Hotel Sofitel Legend Metropole Hanoi: French colonial luxury in Vietnam

Sofitel Metropole Hanoi

In all of my travels around Southeast Asia, I must say that the Hotel Sofitel Legend Metropole Hanoi is the BEST hotel in this region. The original Metropole, built in the early 1900s, has been recently restored to its old glory with just the right touches of modern design to make the hotel feel contemporary, but without disturbing the historical look and ambiance of the building. The Metropole Hanoi are 364 rooms and suites, three restaurants (French cuisine at Le Beaulieu, Vietnamese specialties at Spices Garden and Italian flavours at Angelina), three bars including the recently refurbished Bamboo Bar, seven function rooms including Le Balcon rooftop garden, a heated swimming pool, health club and the luxurious Le Spa du Metropole.

room in hotel sofitel legend metropole hanoi

Room in the Metropole Hanoi

Spa in the Hotel Sofitel Legend Metropole Hanoi

Spa in the Sofitel Metropole Hanoi

Pool at Sofitel Legend Metropole Hanoi

Poolside at the Sofitel Legend Metropole in Hanoi

I spent three days at the Metropole and loved every minute of my stay there. My suite was large, comfortable, quiet, and luxurious. There’s free Wi-Fi and a flat-screen TV with dozens of local and foreign channels. The bathroom had separate sections for the shower, toilet and bath (which happened to be an old-fashioned French bathtub), and bath products from Hermes.

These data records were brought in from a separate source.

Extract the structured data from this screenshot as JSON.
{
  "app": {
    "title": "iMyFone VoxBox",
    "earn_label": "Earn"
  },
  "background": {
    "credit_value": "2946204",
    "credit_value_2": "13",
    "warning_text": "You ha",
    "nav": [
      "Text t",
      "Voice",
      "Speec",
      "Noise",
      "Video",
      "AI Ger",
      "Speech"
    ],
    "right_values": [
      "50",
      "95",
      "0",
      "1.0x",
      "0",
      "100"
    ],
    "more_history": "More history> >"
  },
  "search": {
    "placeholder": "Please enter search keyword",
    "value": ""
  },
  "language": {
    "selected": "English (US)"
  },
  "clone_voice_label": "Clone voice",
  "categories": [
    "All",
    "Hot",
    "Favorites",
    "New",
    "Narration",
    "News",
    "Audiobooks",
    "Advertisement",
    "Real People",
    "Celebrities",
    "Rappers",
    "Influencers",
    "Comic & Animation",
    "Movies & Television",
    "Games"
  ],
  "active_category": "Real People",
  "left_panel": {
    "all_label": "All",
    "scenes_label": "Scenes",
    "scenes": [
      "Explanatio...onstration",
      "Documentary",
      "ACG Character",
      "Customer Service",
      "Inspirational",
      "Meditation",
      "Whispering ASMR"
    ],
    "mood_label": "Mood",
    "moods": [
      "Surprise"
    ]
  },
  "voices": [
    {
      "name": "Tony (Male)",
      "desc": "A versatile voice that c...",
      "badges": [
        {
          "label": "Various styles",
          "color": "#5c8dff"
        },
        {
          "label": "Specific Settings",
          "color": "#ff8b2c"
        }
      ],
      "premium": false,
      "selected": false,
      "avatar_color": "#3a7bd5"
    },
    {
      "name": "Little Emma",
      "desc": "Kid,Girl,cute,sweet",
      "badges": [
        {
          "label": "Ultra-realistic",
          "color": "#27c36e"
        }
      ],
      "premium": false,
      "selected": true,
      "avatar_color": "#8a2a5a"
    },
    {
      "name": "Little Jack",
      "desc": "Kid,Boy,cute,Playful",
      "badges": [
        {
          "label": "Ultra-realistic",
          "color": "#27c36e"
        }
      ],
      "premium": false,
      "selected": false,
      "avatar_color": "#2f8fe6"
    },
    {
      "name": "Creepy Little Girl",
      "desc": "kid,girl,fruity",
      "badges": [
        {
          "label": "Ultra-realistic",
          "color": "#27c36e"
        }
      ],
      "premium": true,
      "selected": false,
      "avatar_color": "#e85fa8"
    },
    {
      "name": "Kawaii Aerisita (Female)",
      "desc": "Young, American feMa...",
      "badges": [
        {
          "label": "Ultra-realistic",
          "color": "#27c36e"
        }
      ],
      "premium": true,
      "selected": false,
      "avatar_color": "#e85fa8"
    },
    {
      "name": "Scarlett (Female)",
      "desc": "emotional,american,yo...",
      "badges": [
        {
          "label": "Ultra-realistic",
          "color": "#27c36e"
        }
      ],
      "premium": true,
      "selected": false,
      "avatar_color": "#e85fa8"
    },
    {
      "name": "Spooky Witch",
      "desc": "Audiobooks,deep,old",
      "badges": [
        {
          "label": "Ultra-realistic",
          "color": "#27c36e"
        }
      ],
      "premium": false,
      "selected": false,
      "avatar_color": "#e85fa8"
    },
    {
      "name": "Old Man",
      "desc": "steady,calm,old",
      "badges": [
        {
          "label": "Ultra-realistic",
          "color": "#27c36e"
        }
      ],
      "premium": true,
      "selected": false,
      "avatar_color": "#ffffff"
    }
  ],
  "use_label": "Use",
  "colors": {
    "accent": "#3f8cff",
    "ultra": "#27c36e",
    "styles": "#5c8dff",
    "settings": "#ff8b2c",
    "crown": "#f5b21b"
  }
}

The staff deliver a level of service that is difficult to find in Asia (perhaps with the exception of Thailand): efficient but still warm, friendly and pampering. Moreover, in keeping with the French character of the hotel, they greet you with “Bonjour Madame” or Bonjour Monsieur”. I congratulate the management of the Metropole for ensuring a standard of service that is so rare in this world. All of the staff – restaurant, concierge, spa, bar, gym – were wonderful. Not just that, everything in the hotel worked. I did not see a single blown-out lightbulb or a dirty, unswept corner. And believe me, there were a lot of recessed light bulbs in the hotel and lots of nooks and crannies.

I visited Le Spa du Metropole for a facial one day and a massage treatment the next. The Spa is the most beautiful I’ve very seen. It’s like being in a colonial house from the early 1900s: dark hardwood floors, woven tapestries, orchids, lightly scented rooms and ceiling fans. The treatments are reasonably priced. If you are going to be at the Metropole more than a day, get as many spa treatments as you can fit in.

I also had lunch at Le Beaulieu which has the best French bread (baguettes) I’ve eaten in southeast Asia. They serve French classics but not the old-fashioned heavy versions. The dishes are lighter (which takes into account our more health-conscious lifestyle)  but still extremely delicious. The wine selection is extensive and the prices for a glass of wine are much more reasonable than in other Asian cities. Le Beaulieu feels like Indochine in the 1920s or 1930s because the dining room has been restored to its old glory. All that’s missing is W. Somerset Maugham smoking a pipe in the corner, scribbling away in his notebook.

If you feel you’ve been eating too much French food, the gym will get you back in shape. It is a large, air-conditioned space, also quite tastefully decorated, with the latest workout machines. They supply you will towels and water, as you might expect in a hotel of this calibre.

Although I ate dinner twice outside the hotel, I did have a chance to dine at Spices Garden, the hotel’s Vietnamese restaurant, and it’s very good. The food is a more refined take on Vietnamese cuisine, but it does not compromise on spiciness and flavor. If you are too tired to venture out into Hanoi, Spices Garden is a perfectly fine alternative to restaurants outside the hotel.

All in all, I would say the best thing about Hanoi is the Metropole. The city itself is a mishmash of charming old colonial buildings, some of which have been restored, others left to rot, and new hideous high-rises that look cheaply built and won’t last more than 10 years. The traffic in Hanoi is chaotic and unbearable due to the large number of motorbikes zipping around without any regard to traffic lights or rules. The air pollution is terrible (although Saigon’s is worse).

There’s nothing like coming back to the Metropole after a day of sightseeing.

Hotel Sofitel Legend Metropole
15 Ngo Quyen Street Hoan Kiem District
10000 Hanoi
+84 4 38266919

About Esme Vos

Esme Vos is the founder of Mapplr, a travel site featuring boutique hotels, luxury resorts, travel guides and restaurant reviews. You can find her on and Twitter.